*** MATERIALS PROVIDED ***

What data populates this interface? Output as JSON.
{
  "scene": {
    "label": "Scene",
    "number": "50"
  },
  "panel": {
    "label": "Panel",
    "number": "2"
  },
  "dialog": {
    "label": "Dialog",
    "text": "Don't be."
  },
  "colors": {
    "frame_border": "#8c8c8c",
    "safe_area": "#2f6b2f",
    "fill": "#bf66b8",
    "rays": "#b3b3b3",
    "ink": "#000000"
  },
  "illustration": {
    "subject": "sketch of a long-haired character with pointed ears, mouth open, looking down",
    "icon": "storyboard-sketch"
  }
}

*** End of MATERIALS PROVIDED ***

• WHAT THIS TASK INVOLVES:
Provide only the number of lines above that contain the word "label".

• TASK OUTPUT:
3